Recently, the same Torres-Padilla team published another study in ‘Nature Genetics’ demonstrating that the expression of retrotransposons plays an important role in embryonic development. Since this is also depending on the chromatin ‘openness’, this might support the new observations. The doctoral student Diego Rodriguez-Terrones participates in the Helmholtz Graduate School for Environmental Health (HELENA).
Rodriguez-Terrones, D. & Gaume, X. et al. (2017): A molecular roadmap for the emergence of early-embryonic-like cells in culture. Nature Genetics, DOI: 10.1038/s41588-017-0016-5
The Helmholtz Zentrum München, the German Research Center for Environmental Health, pursues the goal of developing personalized medical approaches for the prevention and therapy of major common diseases such as diabetes and lung diseases. To achieve this, it investigates the interaction of genetics, environmental factors and lifestyle. The Helmholtz Zentrum München is headquartered in Neuherberg in the north of Munich and has about 2,300 staff members. It is a member of the Helmholtz Association, a community of 18 scientific-technical and medical-biological research centers with a total of about 37,000 staff members.
The research of the Institute of Epigenetics and Stem Cells (IES) is focused on the characterization of early events in mammalian embryos. The scientists are especially interested in the totipotency of cells which is lost during development. Moreover, they want to elucidate who this loss is caused by changes in the nucleus. Their main goal is to understand the underlying molecular mechanisms which might lead to the development of new therapeutic approaches.
As one of Europe’s leading research universities, LMU Munich is committed to the highest international standards of excellence in research and teaching. Building on its 500-year-tradition of scholarship, LMU covers a broad spectrum of disciplines, ranging from the humanities and cultural studies through law, economics and social studies to medicine and the sciences. 15 percent of LMU‘s 50,000 students come from abroad, originating from 130 countries worldwide. The know-how and creativity of LMU’s academics form the foundation of the University’s outstanding research record. This is also reflected in LMU‘s designation of as a „university of excellence“ in the context of the Excellence Initiative, a nationwide competition to promote top-level university research.
Contact for the media:
Department of Communication, Helmholtz Zentrum München – German Research Center for Environmental Health (GmbH), Ingolstädter Landstr. 1, 85764 Neuherberg – Phone: +49 89 3187 2238 – Fax: +49 89 3187 3324 – E-mail:
Scientific contact at Helmholtz Zentrum München:
Prof.

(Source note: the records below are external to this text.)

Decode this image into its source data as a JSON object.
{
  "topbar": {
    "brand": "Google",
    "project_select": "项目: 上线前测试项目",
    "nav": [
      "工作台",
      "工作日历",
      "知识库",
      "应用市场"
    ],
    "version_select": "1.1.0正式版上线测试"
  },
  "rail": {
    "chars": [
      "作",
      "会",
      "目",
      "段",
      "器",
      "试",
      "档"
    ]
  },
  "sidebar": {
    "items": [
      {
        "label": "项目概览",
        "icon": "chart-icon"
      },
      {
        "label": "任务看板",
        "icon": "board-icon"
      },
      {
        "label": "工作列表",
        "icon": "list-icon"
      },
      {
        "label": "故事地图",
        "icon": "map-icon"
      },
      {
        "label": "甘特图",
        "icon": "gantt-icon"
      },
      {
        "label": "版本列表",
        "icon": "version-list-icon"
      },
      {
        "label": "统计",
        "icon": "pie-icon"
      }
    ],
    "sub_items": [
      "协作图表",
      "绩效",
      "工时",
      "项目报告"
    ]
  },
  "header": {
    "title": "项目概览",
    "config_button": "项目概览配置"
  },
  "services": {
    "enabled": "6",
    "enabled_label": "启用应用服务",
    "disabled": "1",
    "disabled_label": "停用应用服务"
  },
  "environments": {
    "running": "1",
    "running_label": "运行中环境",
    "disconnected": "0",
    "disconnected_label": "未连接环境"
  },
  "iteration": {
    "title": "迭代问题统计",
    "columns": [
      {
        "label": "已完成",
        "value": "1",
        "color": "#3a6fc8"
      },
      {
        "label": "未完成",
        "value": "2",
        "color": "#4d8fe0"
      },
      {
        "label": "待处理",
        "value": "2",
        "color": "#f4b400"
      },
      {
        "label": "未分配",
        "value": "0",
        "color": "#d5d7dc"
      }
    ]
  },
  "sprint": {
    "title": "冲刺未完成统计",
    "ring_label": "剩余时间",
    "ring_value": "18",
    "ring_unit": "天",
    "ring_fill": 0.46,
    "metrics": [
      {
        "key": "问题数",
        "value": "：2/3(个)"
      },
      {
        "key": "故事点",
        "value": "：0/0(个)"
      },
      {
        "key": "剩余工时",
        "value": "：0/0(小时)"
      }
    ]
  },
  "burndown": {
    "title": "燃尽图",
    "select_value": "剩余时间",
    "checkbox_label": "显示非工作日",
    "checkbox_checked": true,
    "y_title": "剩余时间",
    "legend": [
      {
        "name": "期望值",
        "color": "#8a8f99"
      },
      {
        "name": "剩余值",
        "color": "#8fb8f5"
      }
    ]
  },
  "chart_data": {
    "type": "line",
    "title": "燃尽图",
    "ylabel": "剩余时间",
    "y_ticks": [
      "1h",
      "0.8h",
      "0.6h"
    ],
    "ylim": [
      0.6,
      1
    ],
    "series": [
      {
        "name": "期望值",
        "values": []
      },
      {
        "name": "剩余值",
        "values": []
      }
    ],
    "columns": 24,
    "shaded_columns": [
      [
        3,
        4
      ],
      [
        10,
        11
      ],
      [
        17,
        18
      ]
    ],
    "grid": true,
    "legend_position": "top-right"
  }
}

Dr. Maria Elena Torres-Padilla, Helmholtz Zentrum München – German Research Center for Environmental Health (GmbH), Institute of Epigenetics and Stem Cells, Marchioninistraße 25, 81377 München – Tel. +49 89 3187 3317 – E-mail: